*Work task*. Go through the entries, filter for the word "JSON", and copy every line that has it.

(Dataset items)

----

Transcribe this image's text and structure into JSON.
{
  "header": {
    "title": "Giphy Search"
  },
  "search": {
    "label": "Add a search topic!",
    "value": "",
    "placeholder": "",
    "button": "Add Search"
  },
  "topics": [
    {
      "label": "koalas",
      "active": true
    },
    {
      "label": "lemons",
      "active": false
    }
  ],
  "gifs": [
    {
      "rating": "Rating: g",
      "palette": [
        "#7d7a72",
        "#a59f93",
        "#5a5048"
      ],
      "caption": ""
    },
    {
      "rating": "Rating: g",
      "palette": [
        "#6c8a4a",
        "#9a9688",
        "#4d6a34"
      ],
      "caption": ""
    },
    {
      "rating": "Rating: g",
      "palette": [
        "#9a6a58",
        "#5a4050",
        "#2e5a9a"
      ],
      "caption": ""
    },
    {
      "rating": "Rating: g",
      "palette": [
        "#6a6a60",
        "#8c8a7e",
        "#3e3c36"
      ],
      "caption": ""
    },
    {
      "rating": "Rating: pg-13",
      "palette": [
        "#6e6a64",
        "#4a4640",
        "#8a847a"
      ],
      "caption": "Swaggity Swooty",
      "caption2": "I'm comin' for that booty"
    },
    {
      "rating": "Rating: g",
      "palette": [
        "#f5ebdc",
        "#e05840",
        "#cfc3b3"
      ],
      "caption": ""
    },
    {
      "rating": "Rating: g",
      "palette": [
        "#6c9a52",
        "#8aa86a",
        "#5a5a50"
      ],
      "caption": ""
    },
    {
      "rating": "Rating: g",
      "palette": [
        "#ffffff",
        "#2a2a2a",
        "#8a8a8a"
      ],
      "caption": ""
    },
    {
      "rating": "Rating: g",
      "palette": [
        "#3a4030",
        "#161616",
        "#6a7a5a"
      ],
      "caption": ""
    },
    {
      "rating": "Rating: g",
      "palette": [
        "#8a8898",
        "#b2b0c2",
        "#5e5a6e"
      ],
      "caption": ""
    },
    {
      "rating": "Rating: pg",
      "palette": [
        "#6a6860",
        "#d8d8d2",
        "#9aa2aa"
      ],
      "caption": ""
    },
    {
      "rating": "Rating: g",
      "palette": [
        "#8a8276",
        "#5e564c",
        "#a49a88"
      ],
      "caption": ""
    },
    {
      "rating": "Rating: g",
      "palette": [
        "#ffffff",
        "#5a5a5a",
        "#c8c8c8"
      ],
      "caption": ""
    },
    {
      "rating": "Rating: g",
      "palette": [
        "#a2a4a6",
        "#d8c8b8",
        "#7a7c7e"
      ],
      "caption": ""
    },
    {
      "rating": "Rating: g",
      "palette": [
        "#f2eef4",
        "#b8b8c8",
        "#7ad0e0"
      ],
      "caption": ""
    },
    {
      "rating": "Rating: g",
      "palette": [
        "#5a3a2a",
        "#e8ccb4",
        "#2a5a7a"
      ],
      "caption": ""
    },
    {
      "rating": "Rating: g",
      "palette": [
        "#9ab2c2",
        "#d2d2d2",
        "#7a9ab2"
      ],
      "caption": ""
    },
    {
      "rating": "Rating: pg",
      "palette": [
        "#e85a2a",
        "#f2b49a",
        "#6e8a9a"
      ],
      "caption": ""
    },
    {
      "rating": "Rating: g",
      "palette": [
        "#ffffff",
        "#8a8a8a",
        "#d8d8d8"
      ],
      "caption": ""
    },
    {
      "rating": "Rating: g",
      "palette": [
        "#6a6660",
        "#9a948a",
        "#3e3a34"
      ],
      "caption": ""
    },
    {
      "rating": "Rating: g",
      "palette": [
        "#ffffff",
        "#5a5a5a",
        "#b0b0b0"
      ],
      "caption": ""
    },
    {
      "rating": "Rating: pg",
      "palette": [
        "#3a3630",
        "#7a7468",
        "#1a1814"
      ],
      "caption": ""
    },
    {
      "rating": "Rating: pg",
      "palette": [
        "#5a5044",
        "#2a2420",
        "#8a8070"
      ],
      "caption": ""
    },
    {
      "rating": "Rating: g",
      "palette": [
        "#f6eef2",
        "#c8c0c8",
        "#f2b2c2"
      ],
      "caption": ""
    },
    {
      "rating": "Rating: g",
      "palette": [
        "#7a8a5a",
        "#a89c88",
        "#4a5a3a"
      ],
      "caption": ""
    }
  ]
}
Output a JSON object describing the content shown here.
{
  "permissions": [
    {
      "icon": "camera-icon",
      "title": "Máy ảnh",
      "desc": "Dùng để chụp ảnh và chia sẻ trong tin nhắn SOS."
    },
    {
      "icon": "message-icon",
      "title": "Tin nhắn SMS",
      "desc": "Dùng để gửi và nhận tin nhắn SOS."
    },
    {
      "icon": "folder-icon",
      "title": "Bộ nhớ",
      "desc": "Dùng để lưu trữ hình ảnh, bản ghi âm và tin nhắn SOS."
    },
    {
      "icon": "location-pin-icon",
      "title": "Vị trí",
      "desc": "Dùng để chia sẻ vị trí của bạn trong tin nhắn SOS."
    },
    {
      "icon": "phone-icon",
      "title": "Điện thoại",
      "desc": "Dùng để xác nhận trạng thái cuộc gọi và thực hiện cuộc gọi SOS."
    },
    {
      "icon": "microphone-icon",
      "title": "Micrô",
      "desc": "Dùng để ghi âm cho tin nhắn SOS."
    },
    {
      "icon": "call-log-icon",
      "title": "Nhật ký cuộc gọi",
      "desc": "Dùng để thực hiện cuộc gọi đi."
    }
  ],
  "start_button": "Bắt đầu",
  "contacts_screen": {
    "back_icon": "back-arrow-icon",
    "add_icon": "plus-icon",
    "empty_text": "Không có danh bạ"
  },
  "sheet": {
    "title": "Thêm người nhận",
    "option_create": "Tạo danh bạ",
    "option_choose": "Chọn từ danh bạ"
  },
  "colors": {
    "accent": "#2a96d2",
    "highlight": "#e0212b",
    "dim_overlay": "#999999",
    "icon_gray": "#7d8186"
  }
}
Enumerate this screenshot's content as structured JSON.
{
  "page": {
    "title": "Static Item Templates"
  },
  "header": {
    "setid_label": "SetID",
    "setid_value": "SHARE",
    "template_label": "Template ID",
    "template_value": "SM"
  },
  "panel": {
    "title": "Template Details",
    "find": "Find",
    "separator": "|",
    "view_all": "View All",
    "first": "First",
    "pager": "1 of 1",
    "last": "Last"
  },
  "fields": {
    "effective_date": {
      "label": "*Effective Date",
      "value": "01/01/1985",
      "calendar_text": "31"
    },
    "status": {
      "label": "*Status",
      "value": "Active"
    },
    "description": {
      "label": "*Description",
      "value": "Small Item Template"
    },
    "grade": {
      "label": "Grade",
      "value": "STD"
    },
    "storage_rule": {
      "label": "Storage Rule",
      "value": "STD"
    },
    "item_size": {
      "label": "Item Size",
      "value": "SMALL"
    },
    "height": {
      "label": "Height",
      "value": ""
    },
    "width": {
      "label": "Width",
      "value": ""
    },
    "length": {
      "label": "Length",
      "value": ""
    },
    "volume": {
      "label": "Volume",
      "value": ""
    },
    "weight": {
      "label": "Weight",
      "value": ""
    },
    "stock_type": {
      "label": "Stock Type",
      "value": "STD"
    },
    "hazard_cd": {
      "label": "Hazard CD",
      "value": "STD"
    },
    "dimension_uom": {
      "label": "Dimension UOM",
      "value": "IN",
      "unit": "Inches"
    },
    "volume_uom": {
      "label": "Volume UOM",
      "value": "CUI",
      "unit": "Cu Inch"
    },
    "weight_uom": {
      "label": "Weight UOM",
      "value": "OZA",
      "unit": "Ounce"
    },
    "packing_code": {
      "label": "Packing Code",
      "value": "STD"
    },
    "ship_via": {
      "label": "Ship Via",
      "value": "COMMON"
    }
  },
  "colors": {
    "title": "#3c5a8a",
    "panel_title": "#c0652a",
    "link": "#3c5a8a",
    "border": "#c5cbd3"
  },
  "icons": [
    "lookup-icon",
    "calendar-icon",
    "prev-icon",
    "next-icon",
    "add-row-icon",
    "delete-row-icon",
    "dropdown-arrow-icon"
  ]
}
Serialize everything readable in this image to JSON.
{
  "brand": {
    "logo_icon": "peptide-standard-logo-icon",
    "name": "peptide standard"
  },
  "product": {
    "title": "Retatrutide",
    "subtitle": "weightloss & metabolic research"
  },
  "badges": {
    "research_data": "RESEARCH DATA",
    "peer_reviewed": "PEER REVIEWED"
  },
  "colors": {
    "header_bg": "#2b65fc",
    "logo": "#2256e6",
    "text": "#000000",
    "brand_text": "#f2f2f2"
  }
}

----

*Written solution*.
Transcribe this image's text and structure into JSON.
Output a JSON object describing the content shown here.
Enumerate this screenshot's content as structured JSON.
Serialize everything readable in this image to JSON.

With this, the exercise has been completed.